I think it’s the driving force of every artist to be different and as someone who grew up sitting in the art classroom–where twenty to thirty people strive to be noticed while completing the same artistic assignment–I’ve always tried to take a non-traditional view of my subjects. Some things I picked up in my endeavors to excel and bypass my fellow students are: don’t go with your first idea. Whatever you think of first will more than likely be what half your friends think of first too, and what many will ultimately do.
Decide what your final product will be and submerge yourself into this world. This can be done while painting, writing, drawing etc. Use music or photos to help stimulate and encourage your imagination. I have some family photos and plants arranged around my desk; things that are pretty because of their color and setting. This leads into my next segment, know your muses.
Knowing what inspires you will help you bypass most forms of procrastination. I am very sensitive to color and really enjoy high color saturation. I’m talking rich pinks, mossy greens, blanched whites and deep space purples. I surround my creative space with colors, I even painted my living room teal. I’m also romantic so lace curtains, flowers, subtle shades of rose and candles help the creative train chug along. It sounds a little contrasting, but hey, aren’t we all a little complex? Not to mention that different projects require different degrees of creative stimulation.
I also find snackage pivotal to good writing, coffee in particular.
So in conclusion, set your creative stage, then get to work.
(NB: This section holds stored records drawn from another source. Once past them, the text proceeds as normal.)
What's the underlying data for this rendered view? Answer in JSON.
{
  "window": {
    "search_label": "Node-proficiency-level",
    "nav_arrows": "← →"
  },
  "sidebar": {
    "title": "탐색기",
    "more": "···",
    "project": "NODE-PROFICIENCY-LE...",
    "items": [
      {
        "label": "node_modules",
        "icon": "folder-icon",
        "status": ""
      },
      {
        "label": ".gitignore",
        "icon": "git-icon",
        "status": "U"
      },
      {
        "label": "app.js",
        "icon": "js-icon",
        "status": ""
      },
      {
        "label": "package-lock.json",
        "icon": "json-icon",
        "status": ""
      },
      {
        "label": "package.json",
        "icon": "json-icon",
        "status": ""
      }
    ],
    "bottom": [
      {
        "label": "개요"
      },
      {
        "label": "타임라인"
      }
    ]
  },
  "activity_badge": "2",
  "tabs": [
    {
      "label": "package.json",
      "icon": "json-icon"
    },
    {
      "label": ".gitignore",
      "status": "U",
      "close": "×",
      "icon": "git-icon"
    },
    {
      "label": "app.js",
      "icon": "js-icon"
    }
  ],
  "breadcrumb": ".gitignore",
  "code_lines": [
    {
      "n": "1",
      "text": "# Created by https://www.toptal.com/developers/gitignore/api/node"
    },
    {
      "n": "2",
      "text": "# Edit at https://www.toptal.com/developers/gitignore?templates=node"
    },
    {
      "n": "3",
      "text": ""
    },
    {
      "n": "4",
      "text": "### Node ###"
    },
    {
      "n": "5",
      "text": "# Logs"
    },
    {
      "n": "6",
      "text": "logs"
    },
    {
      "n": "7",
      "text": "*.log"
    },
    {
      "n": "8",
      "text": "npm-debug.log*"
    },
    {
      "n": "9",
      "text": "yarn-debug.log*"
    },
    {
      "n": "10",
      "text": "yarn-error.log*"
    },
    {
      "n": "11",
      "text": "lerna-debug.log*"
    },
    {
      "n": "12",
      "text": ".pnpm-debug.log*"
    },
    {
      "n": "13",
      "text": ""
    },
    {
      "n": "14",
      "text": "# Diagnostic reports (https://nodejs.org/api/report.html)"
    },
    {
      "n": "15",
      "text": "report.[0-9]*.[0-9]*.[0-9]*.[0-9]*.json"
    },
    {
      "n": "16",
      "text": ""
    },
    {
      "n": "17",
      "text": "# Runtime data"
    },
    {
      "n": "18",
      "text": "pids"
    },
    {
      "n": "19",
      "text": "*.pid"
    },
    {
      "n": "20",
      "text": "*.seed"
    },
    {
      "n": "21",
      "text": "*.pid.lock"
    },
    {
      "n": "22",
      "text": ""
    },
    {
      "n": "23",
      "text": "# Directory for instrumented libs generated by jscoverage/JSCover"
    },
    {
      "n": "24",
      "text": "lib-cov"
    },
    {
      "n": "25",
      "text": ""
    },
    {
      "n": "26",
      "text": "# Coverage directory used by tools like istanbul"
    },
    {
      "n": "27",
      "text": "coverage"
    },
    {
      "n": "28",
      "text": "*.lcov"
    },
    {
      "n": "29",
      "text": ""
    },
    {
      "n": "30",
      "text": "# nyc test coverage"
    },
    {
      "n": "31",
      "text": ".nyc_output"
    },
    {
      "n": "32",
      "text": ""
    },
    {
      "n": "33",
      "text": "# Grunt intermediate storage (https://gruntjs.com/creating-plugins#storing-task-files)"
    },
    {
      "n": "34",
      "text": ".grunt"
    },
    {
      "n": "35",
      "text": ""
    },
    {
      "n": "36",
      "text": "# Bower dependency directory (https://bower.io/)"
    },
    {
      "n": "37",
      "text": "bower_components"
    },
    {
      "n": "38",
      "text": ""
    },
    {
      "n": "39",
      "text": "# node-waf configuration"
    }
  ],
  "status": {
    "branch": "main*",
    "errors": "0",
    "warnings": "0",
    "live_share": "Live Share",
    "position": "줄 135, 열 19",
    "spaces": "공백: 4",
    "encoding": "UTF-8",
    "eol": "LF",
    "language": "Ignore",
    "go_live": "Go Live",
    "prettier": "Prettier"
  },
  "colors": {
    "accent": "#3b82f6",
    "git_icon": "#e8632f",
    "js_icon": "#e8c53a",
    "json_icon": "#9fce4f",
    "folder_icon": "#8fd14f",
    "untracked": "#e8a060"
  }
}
Even if it’s just a little corner, like my office, which is tucked away amidst my husband’s plants and the cat’s food, it’s totally worth it–not to mention you get a defined sense of self.